** LISTED ENTRIES follows **

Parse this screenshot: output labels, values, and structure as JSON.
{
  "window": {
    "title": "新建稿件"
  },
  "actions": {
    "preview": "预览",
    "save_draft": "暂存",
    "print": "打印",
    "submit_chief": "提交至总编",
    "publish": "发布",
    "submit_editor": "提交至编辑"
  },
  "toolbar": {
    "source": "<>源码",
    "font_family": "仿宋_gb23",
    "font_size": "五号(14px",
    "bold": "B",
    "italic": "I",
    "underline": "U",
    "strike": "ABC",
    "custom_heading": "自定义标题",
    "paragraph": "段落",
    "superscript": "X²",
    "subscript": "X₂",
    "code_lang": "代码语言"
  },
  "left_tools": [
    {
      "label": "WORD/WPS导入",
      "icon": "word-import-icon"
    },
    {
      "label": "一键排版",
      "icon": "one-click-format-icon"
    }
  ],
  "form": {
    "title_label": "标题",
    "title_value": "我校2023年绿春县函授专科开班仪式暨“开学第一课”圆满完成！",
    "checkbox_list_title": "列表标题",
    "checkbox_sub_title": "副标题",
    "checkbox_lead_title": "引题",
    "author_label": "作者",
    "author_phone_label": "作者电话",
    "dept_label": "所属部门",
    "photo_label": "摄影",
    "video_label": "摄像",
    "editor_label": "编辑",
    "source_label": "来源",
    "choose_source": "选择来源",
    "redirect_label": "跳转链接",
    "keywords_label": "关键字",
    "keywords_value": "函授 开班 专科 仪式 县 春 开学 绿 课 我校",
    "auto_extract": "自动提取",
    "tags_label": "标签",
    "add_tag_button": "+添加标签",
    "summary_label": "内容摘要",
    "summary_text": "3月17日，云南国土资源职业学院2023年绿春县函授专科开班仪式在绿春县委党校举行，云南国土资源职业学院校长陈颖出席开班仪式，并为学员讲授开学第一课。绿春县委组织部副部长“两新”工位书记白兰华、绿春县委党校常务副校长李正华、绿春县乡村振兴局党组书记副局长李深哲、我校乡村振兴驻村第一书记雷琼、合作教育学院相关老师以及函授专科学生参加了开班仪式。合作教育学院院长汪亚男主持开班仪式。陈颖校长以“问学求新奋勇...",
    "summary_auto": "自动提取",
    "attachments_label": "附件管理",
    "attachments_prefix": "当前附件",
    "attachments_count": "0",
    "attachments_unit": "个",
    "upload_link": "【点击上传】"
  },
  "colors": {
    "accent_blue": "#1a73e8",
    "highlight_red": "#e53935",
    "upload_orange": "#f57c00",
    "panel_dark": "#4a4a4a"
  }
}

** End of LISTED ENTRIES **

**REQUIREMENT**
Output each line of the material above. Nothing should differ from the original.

**ANSWER TO THIS PROBLEM**
Parse this screenshot: output labels, values, and structure as JSON.
{
  "window": {
    "title": "新建稿件"
  },
  "actions": {
    "preview": "预览",
    "save_draft": "暂存",
    "print": "打印",
    "submit_chief": "提交至总编",
    "publish": "发布",
    "submit_editor": "提交至编辑"
  },
  "toolbar": {
    "source": "<>源码",
    "font_family": "仿宋_gb23",
    "font_size": "五号(14px",
    "bold": "B",
    "italic": "I",
    "underline": "U",
    "strike": "ABC",
    "custom_heading": "自定义标题",
    "paragraph": "段落",
    "superscript": "X²",
    "subscript": "X₂",
    "code_lang": "代码语言"
  },
  "left_tools": [
    {
      "label": "WORD/WPS导入",
      "icon": "word-import-icon"
    },
    {
      "label": "一键排版",
      "icon": "one-click-format-icon"
    }
  ],
  "form": {
    "title_label": "标题",
    "title_value": "我校2023年绿春县函授专科开班仪式暨“开学第一课”圆满完成！",
    "checkbox_list_title": "列表标题",
    "checkbox_sub_title": "副标题",
    "checkbox_lead_title": "引题",
    "author_label": "作者",
    "author_phone_label": "作者电话",
    "dept_label": "所属部门",
    "photo_label": "摄影",
    "video_label": "摄像",
    "editor_label": "编辑",
    "source_label": "来源",
    "choose_source": "选择来源",
    "redirect_label": "跳转链接",
    "keywords_label": "关键字",
    "keywords_value": "函授 开班 专科 仪式 县 春 开学 绿 课 我校",
    "auto_extract": "自动提取",
    "tags_label": "标签",
    "add_tag_button": "+添加标签",
    "summary_label": "内容摘要",
    "summary_text": "3月17日，云南国土资源职业学院2023年绿春县函授专科开班仪式在绿春县委党校举行，云南国土资源职业学院校长陈颖出席开班仪式，并为学员讲授开学第一课。绿春县委组织部副部长“两新”工位书记白兰华、绿春县委党校常务副校长李正华、绿春县乡村振兴局党组书记副局长李深哲、我校乡村振兴驻村第一书记雷琼、合作教育学院相关老师以及函授专科学生参加了开班仪式。合作教育学院院长汪亚男主持开班仪式。陈颖校长以“问学求新奋勇...",
    "summary_auto": "自动提取",
    "attachments_label": "附件管理",
    "attachments_prefix": "当前附件",
    "attachments_count": "0",
    "attachments_unit": "个",
    "upload_link": "【点击上传】"
  },
  "colors": {
    "accent_blue": "#1a73e8",
    "highlight_red": "#e53935",
    "upload_orange": "#f57c00",
    "panel_dark": "#4a4a4a"
  }
}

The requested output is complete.